Fatal foetal abnormality: PHA meets women to hear experiences
The Public Health Agency is meeting women in Northern Ireland who had a pregnancy where the baby was diagnosed with a fatal foetal abnormality (FFA).
The BBC understands it wants to help other women who are told their baby has a life-limiting condition, including what options may be available.
It is the first time that the Department of Health has publicly addressed FFA in Northern Ireland.
It is understood the information will be contained in a leaflet.
Northern Ireland's chief medical officer, Dr Michael McBride, has asked the director of nursing Mary Hinds to lead the group.

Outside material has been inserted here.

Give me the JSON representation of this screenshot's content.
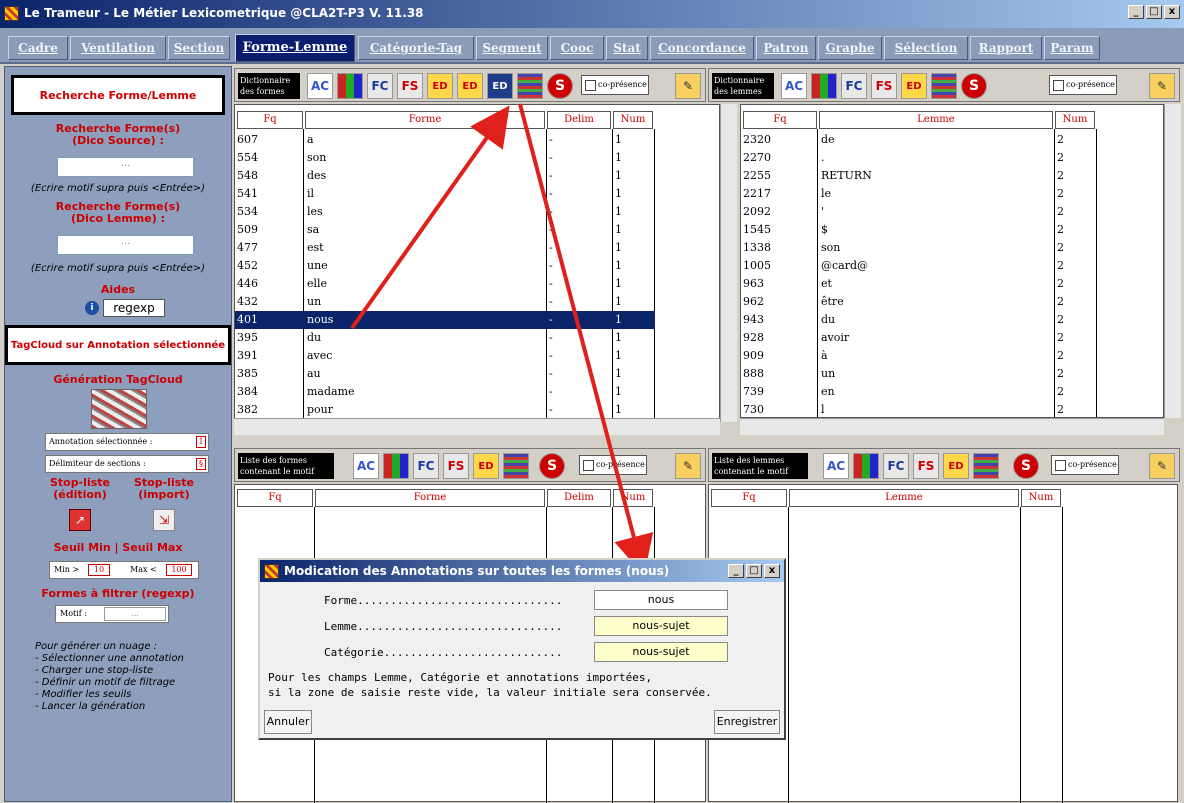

A number of meetings have already taken place where women have described the availability of information including access to a termination and bereavement counselling.
This is a significant, albeit quiet, move on the part of the Northern Ireland Health and Social Care service to tackle an issue which has become controversial in Northern Ireland.
A fatal foetal abnormality diagnosis means medics believe an unborn child will die either in the womb or shortly after birth.
It is not grounds for a legal abortion in Northern Ireland.